* _Brief_
Bring together copies of the lines in the data below that contain the word "有限合伙".
↓↓↓
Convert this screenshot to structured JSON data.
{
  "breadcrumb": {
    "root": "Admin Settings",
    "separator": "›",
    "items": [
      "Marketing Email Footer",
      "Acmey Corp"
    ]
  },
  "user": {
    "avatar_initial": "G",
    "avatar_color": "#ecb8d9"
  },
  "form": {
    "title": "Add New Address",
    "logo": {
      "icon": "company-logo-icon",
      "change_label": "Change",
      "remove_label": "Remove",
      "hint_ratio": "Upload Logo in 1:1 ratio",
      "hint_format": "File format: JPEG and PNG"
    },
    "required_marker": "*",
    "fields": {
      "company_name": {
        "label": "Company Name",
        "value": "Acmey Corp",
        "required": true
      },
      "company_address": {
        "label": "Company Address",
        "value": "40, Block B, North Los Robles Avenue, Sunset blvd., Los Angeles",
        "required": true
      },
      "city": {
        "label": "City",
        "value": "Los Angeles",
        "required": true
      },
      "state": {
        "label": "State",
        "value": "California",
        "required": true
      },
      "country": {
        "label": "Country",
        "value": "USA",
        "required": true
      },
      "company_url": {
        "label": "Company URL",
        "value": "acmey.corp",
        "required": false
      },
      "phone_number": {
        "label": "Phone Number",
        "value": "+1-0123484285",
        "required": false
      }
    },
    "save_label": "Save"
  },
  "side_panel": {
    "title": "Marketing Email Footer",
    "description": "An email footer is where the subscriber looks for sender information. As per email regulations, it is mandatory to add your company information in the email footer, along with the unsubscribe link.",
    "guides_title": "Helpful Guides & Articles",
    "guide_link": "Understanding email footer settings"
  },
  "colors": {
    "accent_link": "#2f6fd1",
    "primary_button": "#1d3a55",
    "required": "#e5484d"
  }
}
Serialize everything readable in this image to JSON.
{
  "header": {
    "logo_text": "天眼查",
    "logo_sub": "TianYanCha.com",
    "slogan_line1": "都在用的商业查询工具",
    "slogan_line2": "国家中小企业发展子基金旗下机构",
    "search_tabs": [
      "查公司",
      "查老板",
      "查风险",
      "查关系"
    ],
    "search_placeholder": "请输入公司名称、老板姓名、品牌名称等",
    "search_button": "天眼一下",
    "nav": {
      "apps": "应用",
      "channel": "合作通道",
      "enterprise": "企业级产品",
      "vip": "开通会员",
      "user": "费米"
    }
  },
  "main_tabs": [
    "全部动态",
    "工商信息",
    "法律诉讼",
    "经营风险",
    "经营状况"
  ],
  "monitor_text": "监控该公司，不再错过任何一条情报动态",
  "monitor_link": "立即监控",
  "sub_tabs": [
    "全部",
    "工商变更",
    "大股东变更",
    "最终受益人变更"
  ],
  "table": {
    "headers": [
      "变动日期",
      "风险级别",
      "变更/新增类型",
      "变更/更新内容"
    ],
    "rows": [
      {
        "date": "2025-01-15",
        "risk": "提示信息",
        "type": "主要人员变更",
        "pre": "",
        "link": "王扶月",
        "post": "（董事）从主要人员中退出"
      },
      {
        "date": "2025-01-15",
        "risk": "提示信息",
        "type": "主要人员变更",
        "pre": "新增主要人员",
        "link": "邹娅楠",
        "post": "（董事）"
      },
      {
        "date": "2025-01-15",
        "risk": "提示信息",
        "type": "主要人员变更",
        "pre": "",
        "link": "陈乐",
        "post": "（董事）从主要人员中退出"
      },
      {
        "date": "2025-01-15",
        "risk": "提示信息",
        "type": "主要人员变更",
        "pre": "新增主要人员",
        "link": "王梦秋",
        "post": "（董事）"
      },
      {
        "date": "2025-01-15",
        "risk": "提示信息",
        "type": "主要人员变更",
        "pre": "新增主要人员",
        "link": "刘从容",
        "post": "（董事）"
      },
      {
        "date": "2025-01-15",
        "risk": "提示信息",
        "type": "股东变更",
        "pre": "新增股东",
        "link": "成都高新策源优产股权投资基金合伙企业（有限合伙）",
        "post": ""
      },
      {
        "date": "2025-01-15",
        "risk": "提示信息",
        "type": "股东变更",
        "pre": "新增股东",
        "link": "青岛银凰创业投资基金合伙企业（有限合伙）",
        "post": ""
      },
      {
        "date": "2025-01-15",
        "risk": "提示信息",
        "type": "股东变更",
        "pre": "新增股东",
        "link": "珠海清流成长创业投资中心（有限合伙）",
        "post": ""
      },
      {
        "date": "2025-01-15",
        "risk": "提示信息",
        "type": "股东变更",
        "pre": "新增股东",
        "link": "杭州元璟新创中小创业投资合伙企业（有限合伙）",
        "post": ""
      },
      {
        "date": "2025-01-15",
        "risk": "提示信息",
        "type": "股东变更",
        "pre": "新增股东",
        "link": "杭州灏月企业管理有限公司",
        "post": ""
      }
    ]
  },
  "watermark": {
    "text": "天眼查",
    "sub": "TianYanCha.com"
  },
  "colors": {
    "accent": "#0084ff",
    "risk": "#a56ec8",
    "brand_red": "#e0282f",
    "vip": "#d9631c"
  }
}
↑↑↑
* _Exercise output_
        "link": "成都高新策源优产股权投资基金合伙企业（有限合伙）",
        "link": "青岛银凰创业投资基金合伙企业（有限合伙）",
        "link": "珠海清流成长创业投资中心（有限合伙）",
        "link": "杭州元璟新创中小创业投资合伙企业（有限合伙）",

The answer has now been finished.